ACTIVITY: Would you please output the data exactly, omitting no line?

EXCERPTED DATA:

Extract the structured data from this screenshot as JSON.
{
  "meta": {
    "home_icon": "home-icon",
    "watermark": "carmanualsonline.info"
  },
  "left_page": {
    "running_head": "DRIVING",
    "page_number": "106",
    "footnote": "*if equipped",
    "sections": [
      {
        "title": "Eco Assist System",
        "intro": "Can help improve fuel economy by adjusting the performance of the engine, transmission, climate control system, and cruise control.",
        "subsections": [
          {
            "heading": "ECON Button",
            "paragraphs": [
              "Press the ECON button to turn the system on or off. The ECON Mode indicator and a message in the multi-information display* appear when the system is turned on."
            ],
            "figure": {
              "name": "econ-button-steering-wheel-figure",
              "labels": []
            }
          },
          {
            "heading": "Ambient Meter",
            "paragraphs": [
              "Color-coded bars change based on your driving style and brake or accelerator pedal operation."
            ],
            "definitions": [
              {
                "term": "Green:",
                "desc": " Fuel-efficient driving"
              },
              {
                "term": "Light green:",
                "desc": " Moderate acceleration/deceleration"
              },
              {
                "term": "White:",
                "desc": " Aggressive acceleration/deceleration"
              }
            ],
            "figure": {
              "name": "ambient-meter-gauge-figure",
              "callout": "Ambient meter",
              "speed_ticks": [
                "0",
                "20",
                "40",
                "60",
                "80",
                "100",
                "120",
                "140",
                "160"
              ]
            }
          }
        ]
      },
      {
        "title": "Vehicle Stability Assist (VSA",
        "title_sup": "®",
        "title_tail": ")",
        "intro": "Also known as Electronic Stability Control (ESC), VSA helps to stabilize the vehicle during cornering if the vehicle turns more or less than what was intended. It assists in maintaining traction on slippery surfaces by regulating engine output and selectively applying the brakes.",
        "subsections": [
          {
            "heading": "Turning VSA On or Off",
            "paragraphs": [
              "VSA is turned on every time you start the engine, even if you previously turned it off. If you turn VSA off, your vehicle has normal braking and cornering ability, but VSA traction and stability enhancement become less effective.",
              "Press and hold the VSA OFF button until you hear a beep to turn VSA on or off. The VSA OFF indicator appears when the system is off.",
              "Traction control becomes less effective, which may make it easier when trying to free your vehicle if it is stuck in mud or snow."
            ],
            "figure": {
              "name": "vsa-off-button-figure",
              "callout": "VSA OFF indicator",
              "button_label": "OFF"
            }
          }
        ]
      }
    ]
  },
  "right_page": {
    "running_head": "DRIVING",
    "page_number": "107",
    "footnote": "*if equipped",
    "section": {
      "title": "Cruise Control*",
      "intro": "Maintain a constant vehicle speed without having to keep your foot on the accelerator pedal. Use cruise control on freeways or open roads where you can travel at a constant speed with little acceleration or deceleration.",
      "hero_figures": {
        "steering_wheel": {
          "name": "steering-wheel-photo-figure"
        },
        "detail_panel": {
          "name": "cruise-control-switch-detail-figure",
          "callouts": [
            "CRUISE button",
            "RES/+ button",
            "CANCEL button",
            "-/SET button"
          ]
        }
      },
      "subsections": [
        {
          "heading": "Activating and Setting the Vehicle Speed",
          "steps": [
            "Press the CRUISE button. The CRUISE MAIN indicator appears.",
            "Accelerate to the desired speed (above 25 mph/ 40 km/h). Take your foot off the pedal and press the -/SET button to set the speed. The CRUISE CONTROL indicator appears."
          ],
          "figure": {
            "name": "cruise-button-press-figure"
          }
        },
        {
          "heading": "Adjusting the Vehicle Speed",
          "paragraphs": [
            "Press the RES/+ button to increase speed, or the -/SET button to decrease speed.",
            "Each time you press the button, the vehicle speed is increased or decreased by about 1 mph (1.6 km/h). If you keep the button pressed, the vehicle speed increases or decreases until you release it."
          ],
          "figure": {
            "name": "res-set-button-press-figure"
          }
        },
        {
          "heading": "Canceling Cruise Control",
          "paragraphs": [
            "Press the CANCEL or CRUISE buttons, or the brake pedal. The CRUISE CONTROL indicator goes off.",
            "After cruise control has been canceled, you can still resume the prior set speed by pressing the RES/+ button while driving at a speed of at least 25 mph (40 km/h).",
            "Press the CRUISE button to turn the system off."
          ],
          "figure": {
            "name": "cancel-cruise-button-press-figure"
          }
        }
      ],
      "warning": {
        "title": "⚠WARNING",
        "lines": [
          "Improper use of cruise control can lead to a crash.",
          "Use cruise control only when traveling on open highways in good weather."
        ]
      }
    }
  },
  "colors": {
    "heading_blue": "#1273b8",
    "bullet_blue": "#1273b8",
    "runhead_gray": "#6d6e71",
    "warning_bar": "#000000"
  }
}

RESULT BELOW:
Extract the structured data from this screenshot as JSON.
{
  "meta": {
    "home_icon": "home-icon",
    "watermark": "carmanualsonline.info"
  },
  "left_page": {
    "running_head": "DRIVING",
    "page_number": "106",
    "footnote": "*if equipped",
    "sections": [
      {
        "title": "Eco Assist System",
        "intro": "Can help improve fuel economy by adjusting the performance of the engine, transmission, climate control system, and cruise control.",
        "subsections": [
          {
            "heading": "ECON Button",
            "paragraphs": [
              "Press the ECON button to turn the system on or off. The ECON Mode indicator and a message in the multi-information display* appear when the system is turned on."
            ],
            "figure": {
              "name": "econ-button-steering-wheel-figure",
              "labels": []
            }
          },
          {
            "heading": "Ambient Meter",
            "paragraphs": [
              "Color-coded bars change based on your driving style and brake or accelerator pedal operation."
            ],
            "definitions": [
              {
                "term": "Green:",
                "desc": " Fuel-efficient driving"
              },
              {
                "term": "Light green:",
                "desc": " Moderate acceleration/deceleration"
              },
              {
                "term": "White:",
                "desc": " Aggressive acceleration/deceleration"
              }
            ],
            "figure": {
              "name": "ambient-meter-gauge-figure",
              "callout": "Ambient meter",
              "speed_ticks": [
                "0",
                "20",
                "40",
                "60",
                "80",
                "100",
                "120",
                "140",
                "160"
              ]
            }
          }
        ]
      },
      {
        "title": "Vehicle Stability Assist (VSA",
        "title_sup": "®",
        "title_tail": ")",
        "intro": "Also known as Electronic Stability Control (ESC), VSA helps to stabilize the vehicle during cornering if the vehicle turns more or less than what was intended. It assists in maintaining traction on slippery surfaces by regulating engine output and selectively applying the brakes.",
        "subsections": [
          {
            "heading": "Turning VSA On or Off",
            "paragraphs": [
              "VSA is turned on every time you start the engine, even if you previously turned it off. If you turn VSA off, your vehicle has normal braking and cornering ability, but VSA traction and stability enhancement become less effective.",
              "Press and hold the VSA OFF button until you hear a beep to turn VSA on or off. The VSA OFF indicator appears when the system is off.",
              "Traction control becomes less effective, which may make it easier when trying to free your vehicle if it is stuck in mud or snow."
            ],
            "figure": {
              "name": "vsa-off-button-figure",
              "callout": "VSA OFF indicator",
              "button_label": "OFF"
            }
          }
        ]
      }
    ]
  },
  "right_page": {
    "running_head": "DRIVING",
    "page_number": "107",
    "footnote": "*if equipped",
    "section": {
      "title": "Cruise Control*",
      "intro": "Maintain a constant vehicle speed without having to keep your foot on the accelerator pedal. Use cruise control on freeways or open roads where you can travel at a constant speed with little acceleration or deceleration.",
      "hero_figures": {
        "steering_wheel": {
          "name": "steering-wheel-photo-figure"
        },
        "detail_panel": {
          "name": "cruise-control-switch-detail-figure",
          "callouts": [
            "CRUISE button",
            "RES/+ button",
            "CANCEL button",
            "-/SET button"
          ]
        }
      },
      "subsections": [
        {
          "heading": "Activating and Setting the Vehicle Speed",
          "steps": [
            "Press the CRUISE button. The CRUISE MAIN indicator appears.",
            "Accelerate to the desired speed (above 25 mph/ 40 km/h). Take your foot off the pedal and press the -/SET button to set the speed. The CRUISE CONTROL indicator appears."
          ],
          "figure": {
            "name": "cruise-button-press-figure"
          }
        },
        {
          "heading": "Adjusting the Vehicle Speed",
          "paragraphs": [
            "Press the RES/+ button to increase speed, or the -/SET button to decrease speed.",
            "Each time you press the button, the vehicle speed is increased or decreased by about 1 mph (1.6 km/h). If you keep the button pressed, the vehicle speed increases or decreases until you release it."
          ],
          "figure": {
            "name": "res-set-button-press-figure"
          }
        },
        {
          "heading": "Canceling Cruise Control",
          "paragraphs": [
            "Press the CANCEL or CRUISE buttons, or the brake pedal. The CRUISE CONTROL indicator goes off.",
            "After cruise control has been canceled, you can still resume the prior set speed by pressing the RES/+ button while driving at a speed of at least 25 mph (40 km/h).",
            "Press the CRUISE button to turn the system off."
          ],
          "figure": {
            "name": "cancel-cruise-button-press-figure"
          }
        }
      ],
      "warning": {
        "title": "⚠WARNING",
        "lines": [
          "Improper use of cruise control can lead to a crash.",
          "Use cruise control only when traveling on open highways in good weather."
        ]
      }
    }
  },
  "colors": {
    "heading_blue": "#1273b8",
    "bullet_blue": "#1273b8",
    "runhead_gray": "#6d6e71",
    "warning_bar": "#000000"
  }
}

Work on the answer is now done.